Task brief
Copy each line of the data below in which the word "name" can be found.

━━━━━ Source records

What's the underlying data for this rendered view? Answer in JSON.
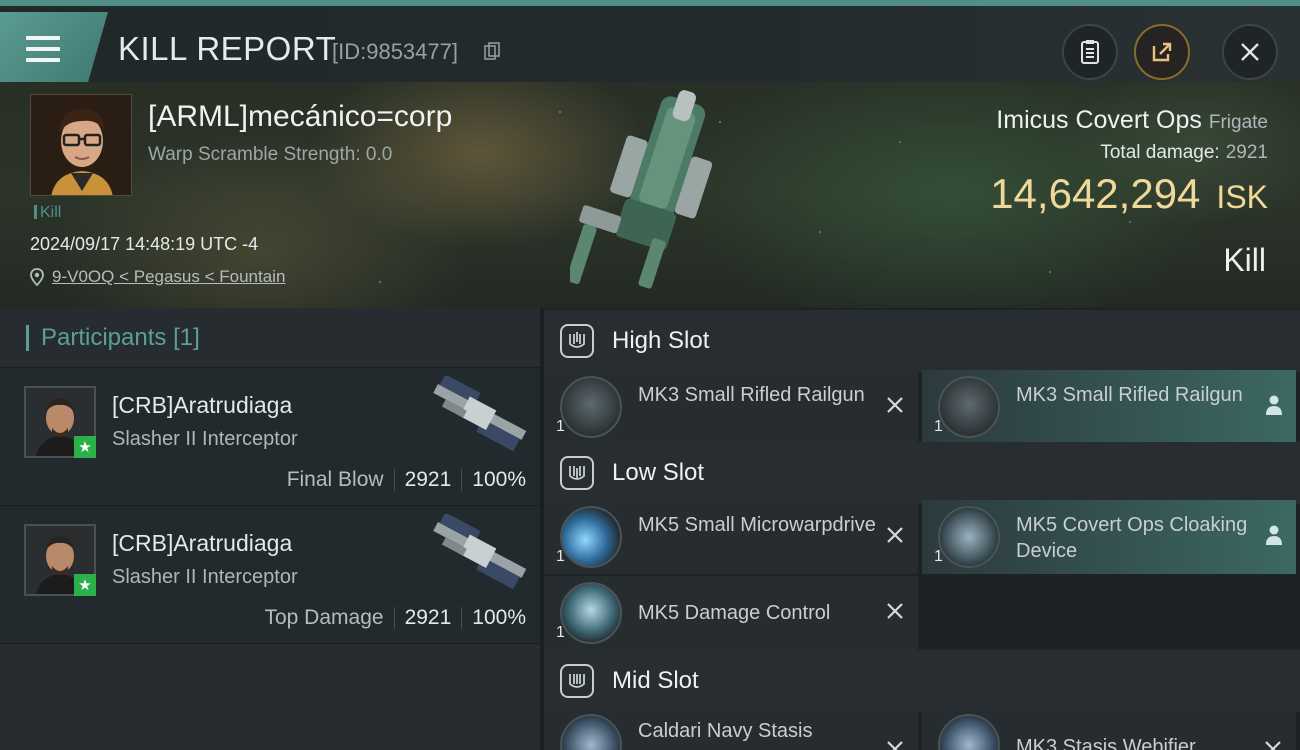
{
  "header": {
    "title": "KILL REPORT",
    "id_text": "[ID:9853477]"
  },
  "victim": {
    "name": "[ARML]mecánico=corp",
    "warp_scramble": "Warp Scramble Strength: 0.0",
    "tag": "Kill",
    "datetime": "2024/09/17 14:48:19 UTC -4",
    "location": "9-V0OQ < Pegasus < Fountain"
  },
  "ship": {
    "name": "Imicus Covert Ops",
    "class": "Frigate",
    "total_damage_label": "Total damage:",
    "total_damage": "2921",
    "isk_value": "14,642,294",
    "isk_unit": "ISK",
    "result": "Kill"
  },
  "participants": {
    "title": "Participants",
    "count": "[1]",
    "rows": [
      {
        "name": "[CRB]Aratrudiaga",
        "ship": "Slasher II Interceptor",
        "label": "Final Blow",
        "damage": "2921",
        "percent": "100%"
      },
      {
        "name": "[CRB]Aratrudiaga",
        "ship": "Slasher II Interceptor",
        "label": "Top Damage",
        "damage": "2921",
        "percent": "100%"
      }
    ]
  },
  "slots": {
    "high": {
      "label": "High Slot",
      "modules": [
        {
          "name": "MK3 Small Rifled Railgun",
          "qty": "1",
          "status": "destroyed"
        },
        {
          "name": "MK3 Small Rifled Railgun",
          "qty": "1",
          "status": "dropped"
        }
      ]
    },
    "low": {
      "label": "Low Slot",
      "modules": [
        {
          "name": "MK5 Small Microwarpdrive",
          "qty": "1",
          "status": "destroyed"
        },
        {
          "name": "MK5 Covert Ops Cloaking Device",
          "qty": "1",
          "status": "dropped"
        },
        {
          "name": "MK5 Damage Control",
          "qty": "1",
          "status": "destroyed"
        }
      ]
    },
    "mid": {
      "label": "Mid Slot",
      "modules": [
        {
          "name": "Caldari Navy Stasis",
          "qty": "",
          "status": "destroyed"
        },
        {
          "name": "MK3 Stasis Webifier",
          "qty": "",
          "status": "destroyed"
        }
      ]
    }
  },
  "colors": {
    "accent": "#4f8f87",
    "isk": "#f0d89a",
    "background": "#1d2225"
  }
}
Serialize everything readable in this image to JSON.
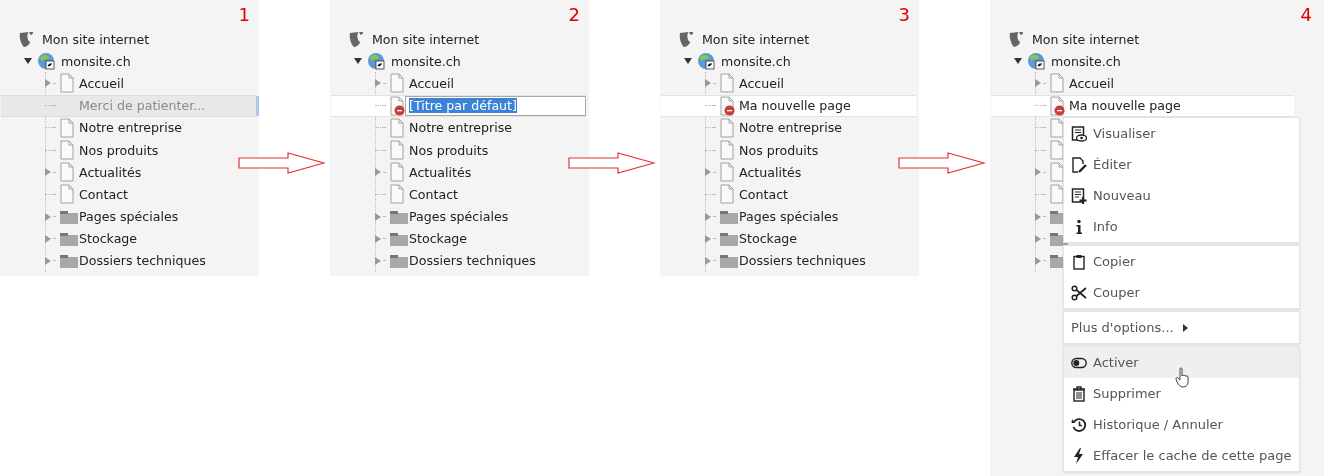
{
  "panels": [
    {
      "number": "1",
      "root": "Mon site internet",
      "site": {
        "label": "monsite.ch",
        "expanded": true
      },
      "pages": [
        {
          "label": "Accueil",
          "kind": "page",
          "expandable": true
        },
        {
          "label": "Merci de patienter...",
          "kind": "loading",
          "expandable": false
        },
        {
          "label": "Notre entreprise",
          "kind": "page",
          "expandable": false
        },
        {
          "label": "Nos produits",
          "kind": "page",
          "expandable": false
        },
        {
          "label": "Actualités",
          "kind": "page",
          "expandable": true
        },
        {
          "label": "Contact",
          "kind": "page",
          "expandable": false
        },
        {
          "label": "Pages spéciales",
          "kind": "folder",
          "expandable": true
        },
        {
          "label": "Stockage",
          "kind": "folder",
          "expandable": true
        },
        {
          "label": "Dossiers techniques",
          "kind": "folder",
          "expandable": true
        }
      ]
    },
    {
      "number": "2",
      "root": "Mon site internet",
      "site": {
        "label": "monsite.ch",
        "expanded": true
      },
      "pages": [
        {
          "label": "Accueil",
          "kind": "page",
          "expandable": true
        },
        {
          "value": "[Titre par défaut]",
          "kind": "editing",
          "expandable": false
        },
        {
          "label": "Notre entreprise",
          "kind": "page",
          "expandable": false
        },
        {
          "label": "Nos produits",
          "kind": "page",
          "expandable": false
        },
        {
          "label": "Actualités",
          "kind": "page",
          "expandable": true
        },
        {
          "label": "Contact",
          "kind": "page",
          "expandable": false
        },
        {
          "label": "Pages spéciales",
          "kind": "folder",
          "expandable": true
        },
        {
          "label": "Stockage",
          "kind": "folder",
          "expandable": true
        },
        {
          "label": "Dossiers techniques",
          "kind": "folder",
          "expandable": true
        }
      ]
    },
    {
      "number": "3",
      "root": "Mon site internet",
      "site": {
        "label": "monsite.ch",
        "expanded": true
      },
      "pages": [
        {
          "label": "Accueil",
          "kind": "page",
          "expandable": true
        },
        {
          "label": "Ma nouvelle page",
          "kind": "new",
          "expandable": false
        },
        {
          "label": "Notre entreprise",
          "kind": "page",
          "expandable": false
        },
        {
          "label": "Nos produits",
          "kind": "page",
          "expandable": false
        },
        {
          "label": "Actualités",
          "kind": "page",
          "expandable": true
        },
        {
          "label": "Contact",
          "kind": "page",
          "expandable": false
        },
        {
          "label": "Pages spéciales",
          "kind": "folder",
          "expandable": true
        },
        {
          "label": "Stockage",
          "kind": "folder",
          "expandable": true
        },
        {
          "label": "Dossiers techniques",
          "kind": "folder",
          "expandable": true
        }
      ]
    },
    {
      "number": "4",
      "root": "Mon site internet",
      "site": {
        "label": "monsite.ch",
        "expanded": true
      },
      "pages": [
        {
          "label": "Accueil",
          "kind": "page",
          "expandable": true
        },
        {
          "label": "Ma nouvelle page",
          "kind": "new",
          "expandable": false
        },
        {
          "kind": "page",
          "expandable": false
        },
        {
          "kind": "page",
          "expandable": false
        },
        {
          "kind": "page",
          "expandable": true
        },
        {
          "kind": "page",
          "expandable": false
        },
        {
          "kind": "folder",
          "expandable": true
        },
        {
          "kind": "folder",
          "expandable": true
        },
        {
          "kind": "folder",
          "expandable": true
        }
      ],
      "context_menu": {
        "groups": [
          [
            {
              "label": "Visualiser",
              "hovered": false,
              "submenu": false
            },
            {
              "label": "Éditer",
              "hovered": false,
              "submenu": false
            },
            {
              "label": "Nouveau",
              "hovered": false,
              "submenu": false
            },
            {
              "label": "Info",
              "hovered": false,
              "submenu": false
            }
          ],
          [
            {
              "label": "Copier",
              "hovered": false,
              "submenu": false
            },
            {
              "label": "Couper",
              "hovered": false,
              "submenu": false
            }
          ],
          [
            {
              "label": "Plus d'options...",
              "hovered": false,
              "submenu": true
            }
          ],
          [
            {
              "label": "Activer",
              "hovered": true,
              "submenu": false
            },
            {
              "label": "Supprimer",
              "hovered": false,
              "submenu": false
            },
            {
              "label": "Historique / Annuler",
              "hovered": false,
              "submenu": false
            },
            {
              "label": "Effacer le cache de cette page",
              "hovered": false,
              "submenu": false
            }
          ]
        ]
      }
    }
  ]
}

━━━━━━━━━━

Your response
    "name": "[ARML]mecánico=corp",
    "name": "Imicus Covert Ops",
        "name": "[CRB]Aratrudiaga",
        "name": "[CRB]Aratrudiaga",
          "name": "MK3 Small Rifled Railgun",
          "name": "MK3 Small Rifled Railgun",
          "name": "MK5 Small Microwarpdrive",
          "name": "MK5 Covert Ops Cloaking Device",
          "name": "MK5 Damage Control",
          "name": "Caldari Navy Stasis",
          "name": "MK3 Stasis Webifier",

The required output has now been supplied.